|International Classification||F04B39/00, F04B27/053|
|Cooperative Classification||Y10S181/403, F04B27/053, F04B39/0055|
|European Classification||F04B39/00D8, F04B27/053|
|Aug 28, 1991||AS||Assignment|
Owner name: GENERAL MOTORS CORPORATION, A CORP. OF DE, MICHIGA
Free format text: ASSIGNMENT OF ASSIGNORS INTEREST.;ASSIGNORS:ABOUSABHA, NAJI G.;TRAN, KHANH C.;REEL/FRAME:005830/0911
Effective date: 19910828

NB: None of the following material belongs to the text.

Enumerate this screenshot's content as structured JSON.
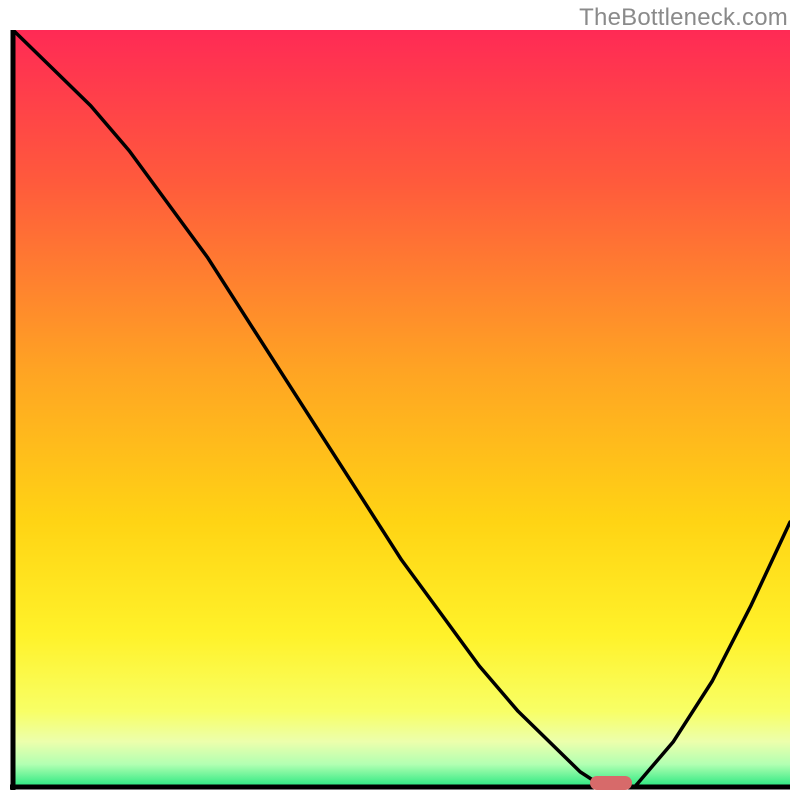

|Jul 1, 1996||FPAY||Fee payment|
Year of fee payment: 4
|Aug 15, 2000||REMI||Maintenance fee reminder mailed|
|Jan 21, 2001||LAPS||Lapse for failure to pay maintenance fees|
|Mar 27, 2001||FP||Expired due to failure to pay maintenance fee|
Effective date: 20010119